▸ **Task statement**:
Keep only the lines of the data below that contain "Topic", and copy them.

[Website and app data records]
[Start of section]
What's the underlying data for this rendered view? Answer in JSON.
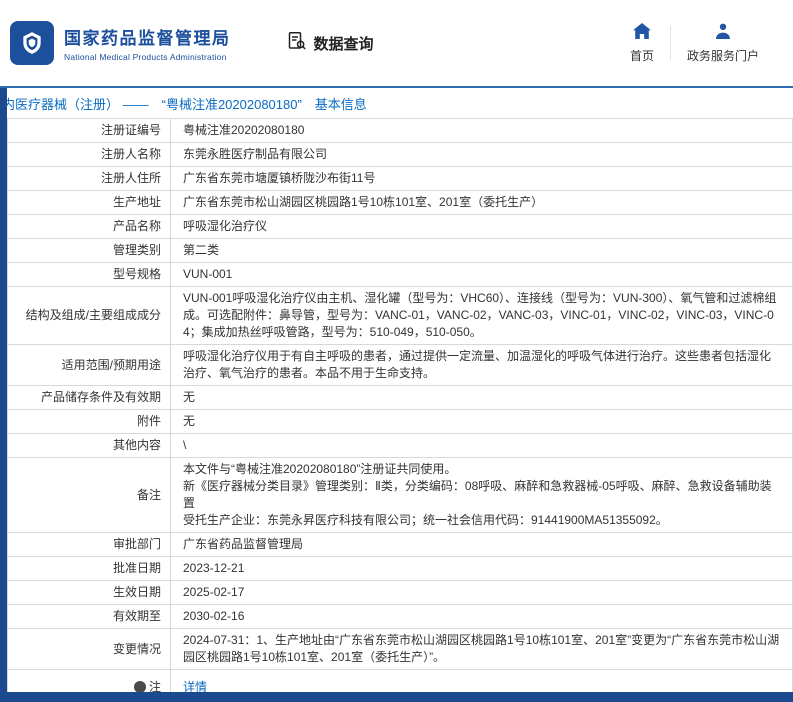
{
  "header": {
    "logo_title": "国家药品监督管理局",
    "logo_subtitle": "National Medical Products Administration",
    "section_title": "数据查询",
    "nav": [
      {
        "label": "首页",
        "icon": "home-icon"
      },
      {
        "label": "政务服务门户",
        "icon": "person-icon"
      }
    ]
  },
  "breadcrumb": {
    "text": "内医疗器械（注册） ——　“粤械注准20202080180”　基本信息"
  },
  "table": {
    "rows": [
      {
        "label": "注册证编号",
        "value": "粤械注准20202080180"
      },
      {
        "label": "注册人名称",
        "value": "东莞永胜医疗制品有限公司"
      },
      {
        "label": "注册人住所",
        "value": "广东省东莞市塘厦镇桥陇沙布街11号"
      },
      {
        "label": "生产地址",
        "value": "广东省东莞市松山湖园区桃园路1号10栋101室、201室（委托生产）"
      },
      {
        "label": "产品名称",
        "value": "呼吸湿化治疗仪"
      },
      {
        "label": "管理类别",
        "value": "第二类"
      },
      {
        "label": "型号规格",
        "value": "VUN-001"
      },
      {
        "label": "结构及组成/主要组成成分",
        "value": "VUN-001呼吸湿化治疗仪由主机、湿化罐（型号为：VHC60）、连接线（型号为：VUN-300）、氧气管和过滤棉组成。可选配附件：鼻导管，型号为：VANC-01，VANC-02，VANC-03，VINC-01，VINC-02，VINC-03，VINC-04；集成加热丝呼吸管路，型号为：510-049，510-050。"
      },
      {
        "label": "适用范围/预期用途",
        "value": "呼吸湿化治疗仪用于有自主呼吸的患者，通过提供一定流量、加温湿化的呼吸气体进行治疗。这些患者包括湿化治疗、氧气治疗的患者。本品不用于生命支持。"
      },
      {
        "label": "产品储存条件及有效期",
        "value": "无"
      },
      {
        "label": "附件",
        "value": "无"
      },
      {
        "label": "其他内容",
        "value": "\\"
      },
      {
        "label": "备注",
        "value": "本文件与“粤械注准20202080180”注册证共同使用。\n新《医疗器械分类目录》管理类别：Ⅱ类，分类编码：08呼吸、麻醉和急救器械-05呼吸、麻醉、急救设备辅助装置\n受托生产企业：东莞永昇医疗科技有限公司；统一社会信用代码：91441900MA51355092。"
      },
      {
        "label": "审批部门",
        "value": "广东省药品监督管理局"
      },
      {
        "label": "批准日期",
        "value": "2023-12-21"
      },
      {
        "label": "生效日期",
        "value": "2025-02-17"
      },
      {
        "label": "有效期至",
        "value": "2030-02-16"
      },
      {
        "label": "变更情况",
        "value": "2024-07-31：1、生产地址由“广东省东莞市松山湖园区桃园路1号10栋101室、201室”变更为“广东省东莞市松山湖园区桃园路1号10栋101室、201室（委托生产）”。"
      },
      {
        "label": "注",
        "value": "详情",
        "link": true,
        "icon": "note-icon"
      }
    ]
  },
  "colors": {
    "brand_blue": "#1c4f9c",
    "bar_blue": "#1b4a8f",
    "link_blue": "#0b6cc4",
    "header_line_blue": "#2e6cb3",
    "border_gray": "#d8d8d8",
    "text_dark": "#333333"
  }
}
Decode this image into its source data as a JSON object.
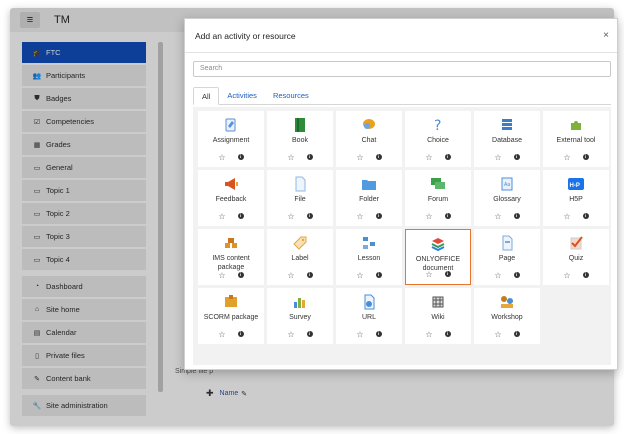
{
  "header": {
    "brand": "TM",
    "menu_glyph": "≡"
  },
  "sidebar": {
    "items": [
      {
        "label": "FTC",
        "icon": "graduation-cap-icon",
        "glyph": "🎓",
        "active": true
      },
      {
        "label": "Participants",
        "icon": "users-icon",
        "glyph": "👥"
      },
      {
        "label": "Badges",
        "icon": "shield-icon",
        "glyph": "⛊"
      },
      {
        "label": "Competencies",
        "icon": "check-square-icon",
        "glyph": "☑"
      },
      {
        "label": "Grades",
        "icon": "table-icon",
        "glyph": "▦"
      },
      {
        "label": "General",
        "icon": "folder-icon",
        "glyph": "▭"
      },
      {
        "label": "Topic 1",
        "icon": "folder-icon",
        "glyph": "▭"
      },
      {
        "label": "Topic 2",
        "icon": "folder-icon",
        "glyph": "▭"
      },
      {
        "label": "Topic 3",
        "icon": "folder-icon",
        "glyph": "▭"
      },
      {
        "label": "Topic 4",
        "icon": "folder-icon",
        "glyph": "▭"
      }
    ],
    "items2": [
      {
        "label": "Dashboard",
        "icon": "dashboard-icon",
        "glyph": "◔"
      },
      {
        "label": "Site home",
        "icon": "home-icon",
        "glyph": "⌂"
      },
      {
        "label": "Calendar",
        "icon": "calendar-icon",
        "glyph": "▤"
      },
      {
        "label": "Private files",
        "icon": "file-icon",
        "glyph": "▯"
      },
      {
        "label": "Content bank",
        "icon": "pencil-icon",
        "glyph": "✎"
      }
    ],
    "items3": [
      {
        "label": "Site administration",
        "icon": "wrench-icon",
        "glyph": "🔧"
      }
    ]
  },
  "background": {
    "name_link": "Name",
    "faded_text": "Simple file p"
  },
  "modal": {
    "title": "Add an activity or resource",
    "close_glyph": "×",
    "search_placeholder": "Search",
    "tabs": [
      {
        "label": "All",
        "active": true
      },
      {
        "label": "Activities"
      },
      {
        "label": "Resources"
      }
    ],
    "star_glyph": "☆",
    "info_glyph": "i",
    "tiles": [
      {
        "label": "Assignment",
        "icon": "assignment-icon",
        "color": "#5b8fd9"
      },
      {
        "label": "Book",
        "icon": "book-icon",
        "color": "#2e8b3a"
      },
      {
        "label": "Chat",
        "icon": "chat-icon",
        "color": "#e8a21f"
      },
      {
        "label": "Choice",
        "icon": "choice-icon",
        "color": "#4a8ed6"
      },
      {
        "label": "Database",
        "icon": "database-icon",
        "color": "#3d7cc9"
      },
      {
        "label": "External tool",
        "icon": "puzzle-icon",
        "color": "#7fb23a"
      },
      {
        "label": "Feedback",
        "icon": "megaphone-icon",
        "color": "#d9531e"
      },
      {
        "label": "File",
        "icon": "file-icon",
        "color": "#8fb8e6"
      },
      {
        "label": "Folder",
        "icon": "folder-icon",
        "color": "#4f9ae0"
      },
      {
        "label": "Forum",
        "icon": "forum-icon",
        "color": "#3aa04a"
      },
      {
        "label": "Glossary",
        "icon": "glossary-icon",
        "color": "#4f8fd8"
      },
      {
        "label": "H5P",
        "icon": "h5p-icon",
        "color": "#1a73e8"
      },
      {
        "label": "IMS content package",
        "icon": "package-icon",
        "color": "#e0912a"
      },
      {
        "label": "Label",
        "icon": "tag-icon",
        "color": "#e8a53a"
      },
      {
        "label": "Lesson",
        "icon": "lesson-icon",
        "color": "#4a8ed6"
      },
      {
        "label": "ONLYOFFICE document",
        "icon": "onlyoffice-icon",
        "color": "#3a9a55",
        "selected": true
      },
      {
        "label": "Page",
        "icon": "page-icon",
        "color": "#7fa9de"
      },
      {
        "label": "Quiz",
        "icon": "quiz-icon",
        "color": "#d9531e"
      },
      {
        "label": "SCORM package",
        "icon": "scorm-icon",
        "color": "#e0a02a"
      },
      {
        "label": "Survey",
        "icon": "survey-icon",
        "color": "#4a8ed6"
      },
      {
        "label": "URL",
        "icon": "url-icon",
        "color": "#4a8ed6"
      },
      {
        "label": "Wiki",
        "icon": "wiki-icon",
        "color": "#555555"
      },
      {
        "label": "Workshop",
        "icon": "workshop-icon",
        "color": "#c77a1f"
      }
    ]
  }
}
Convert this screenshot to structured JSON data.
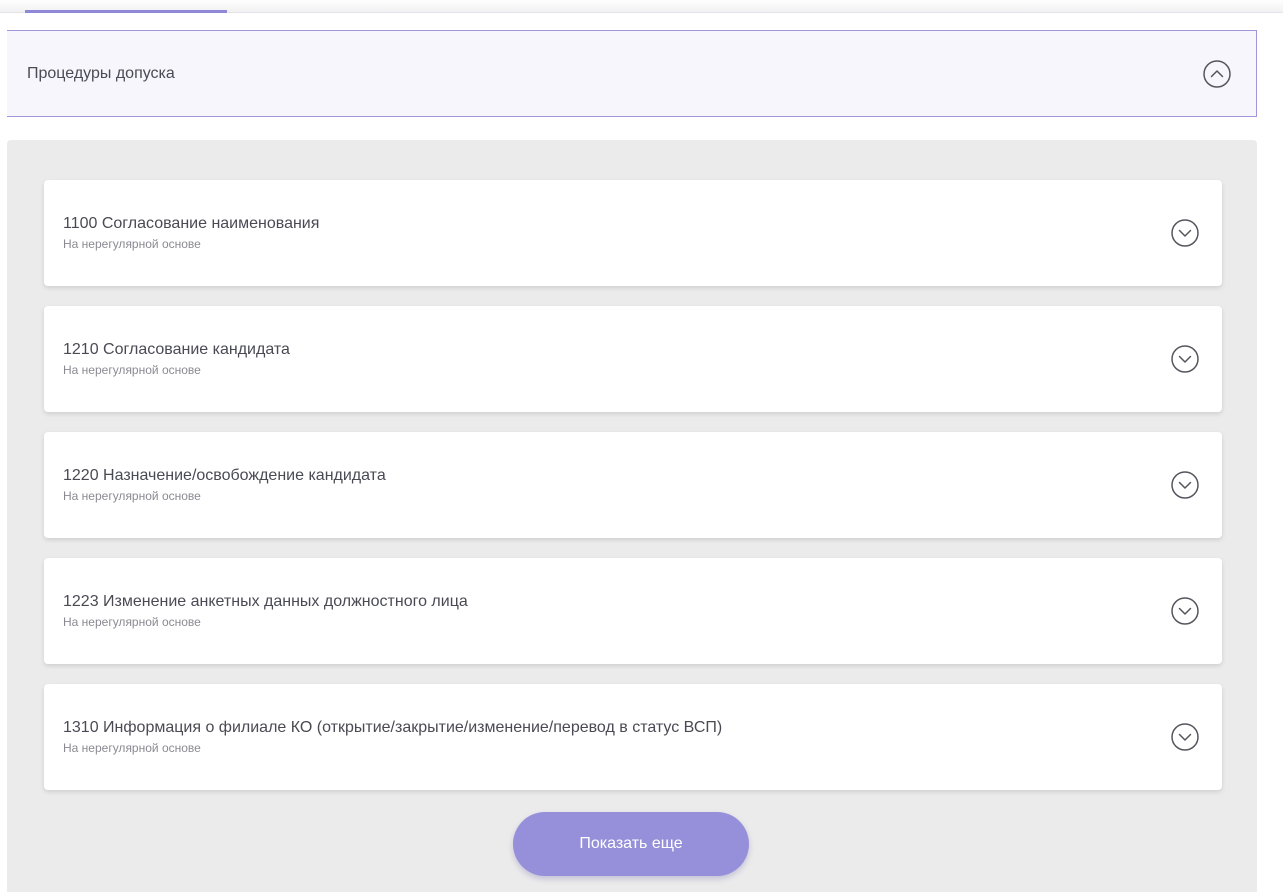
{
  "section": {
    "title": "Процедуры допуска",
    "toggle_icon": "chevron-up-circle-icon"
  },
  "items": [
    {
      "title": "1100 Согласование наименования",
      "subtitle": "На нерегулярной основе",
      "icon": "chevron-down-circle-icon"
    },
    {
      "title": "1210 Согласование кандидата",
      "subtitle": "На нерегулярной основе",
      "icon": "chevron-down-circle-icon"
    },
    {
      "title": "1220 Назначение/освобождение кандидата",
      "subtitle": "На нерегулярной основе",
      "icon": "chevron-down-circle-icon"
    },
    {
      "title": "1223 Изменение анкетных данных должностного лица",
      "subtitle": "На нерегулярной основе",
      "icon": "chevron-down-circle-icon"
    },
    {
      "title": "1310 Информация о филиале КО (открытие/закрытие/изменение/перевод в статус ВСП)",
      "subtitle": "На нерегулярной основе",
      "icon": "chevron-down-circle-icon"
    }
  ],
  "show_more_label": "Показать еще",
  "colors": {
    "accent": "#9590d9",
    "header_border": "#9d97d9",
    "body_bg": "#ebebeb"
  }
}
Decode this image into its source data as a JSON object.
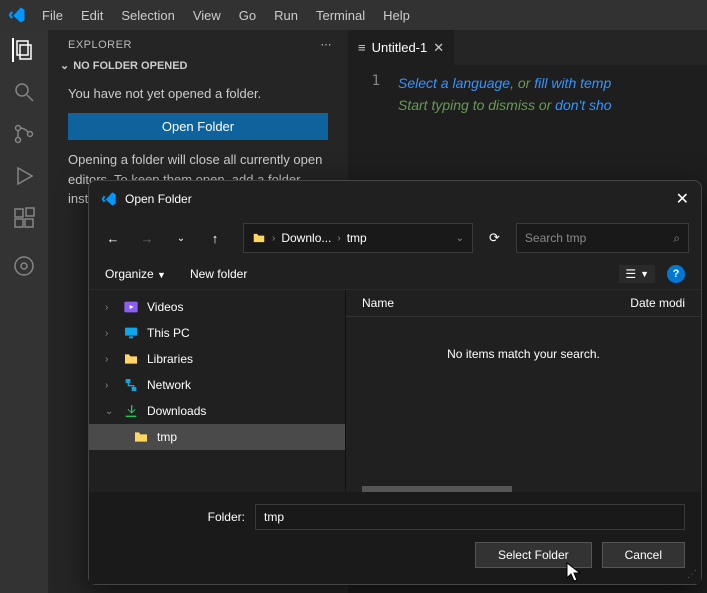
{
  "menubar": [
    "File",
    "Edit",
    "Selection",
    "View",
    "Go",
    "Run",
    "Terminal",
    "Help"
  ],
  "explorer": {
    "title": "EXPLORER",
    "section": "NO FOLDER OPENED",
    "no_folder_msg": "You have not yet opened a folder.",
    "open_folder_btn": "Open Folder",
    "hint": "Opening a folder will close all currently open editors. To keep them open, add a folder instead."
  },
  "editor": {
    "tab_label": "Untitled-1",
    "line_number": "1",
    "hint_select": "Select a language",
    "hint_or": ", or ",
    "hint_fill": "fill with temp",
    "hint_line2a": "Start typing to dismiss or ",
    "hint_line2b": "don't sho"
  },
  "dialog": {
    "title": "Open Folder",
    "breadcrumb": [
      "Downlo...",
      "tmp"
    ],
    "search_placeholder": "Search tmp",
    "organize": "Organize",
    "new_folder": "New folder",
    "tree": [
      {
        "label": "Videos",
        "icon": "videos",
        "caret": true,
        "selected": false,
        "indent": false
      },
      {
        "label": "This PC",
        "icon": "pc",
        "caret": true,
        "selected": false,
        "indent": false
      },
      {
        "label": "Libraries",
        "icon": "folder",
        "caret": true,
        "selected": false,
        "indent": false
      },
      {
        "label": "Network",
        "icon": "network",
        "caret": true,
        "selected": false,
        "indent": false
      },
      {
        "label": "Downloads",
        "icon": "download",
        "caret": true,
        "expanded": true,
        "selected": false,
        "indent": false
      },
      {
        "label": "tmp",
        "icon": "folder",
        "caret": false,
        "selected": true,
        "indent": true
      }
    ],
    "columns": {
      "name": "Name",
      "date": "Date modi"
    },
    "empty_msg": "No items match your search.",
    "folder_label": "Folder:",
    "folder_value": "tmp",
    "select_btn": "Select Folder",
    "cancel_btn": "Cancel"
  }
}
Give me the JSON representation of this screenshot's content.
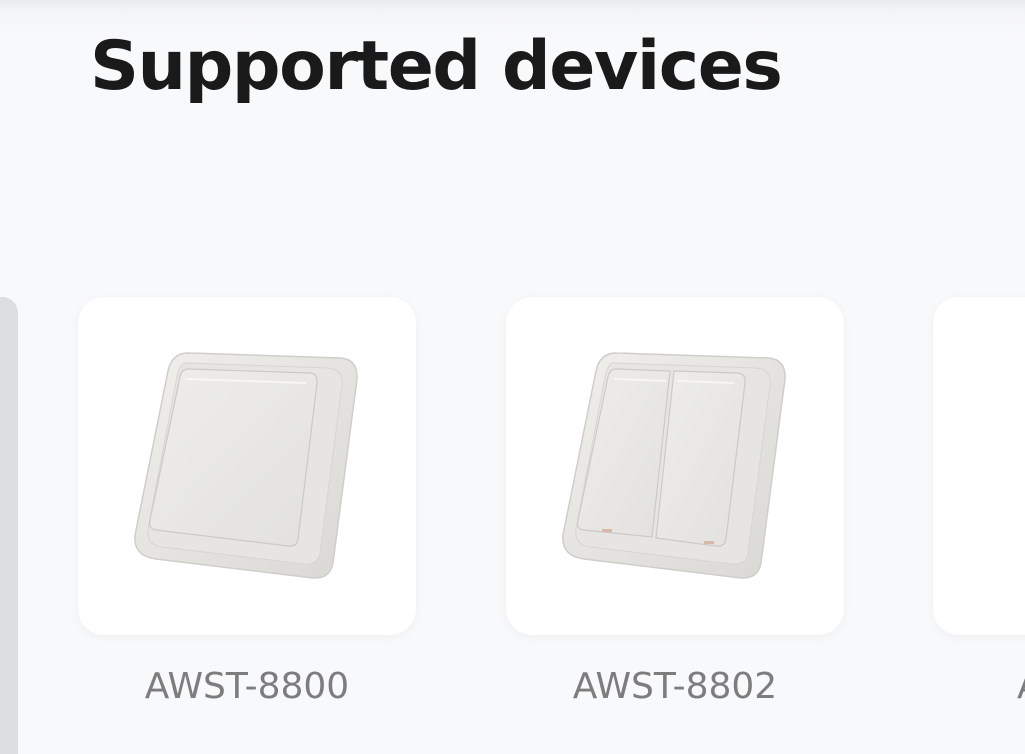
{
  "page": {
    "title": "Supported devices"
  },
  "devices": [
    {
      "model": "AWST-8800",
      "image_icon": "single-rocker-wall-switch-icon"
    },
    {
      "model": "AWST-8802",
      "image_icon": "double-rocker-wall-switch-icon"
    },
    {
      "model": "A",
      "image_icon": "wall-switch-icon"
    }
  ],
  "colors": {
    "background": "#f8f9fb",
    "title": "#1a1a1a",
    "label": "#7d7d7d",
    "card": "#ffffff"
  }
}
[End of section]
▸ **Exercise solution**:
        "label": "Topic 1",
        "label": "Topic 2",
        "label": "Topic 3",
        "label": "Topic 4",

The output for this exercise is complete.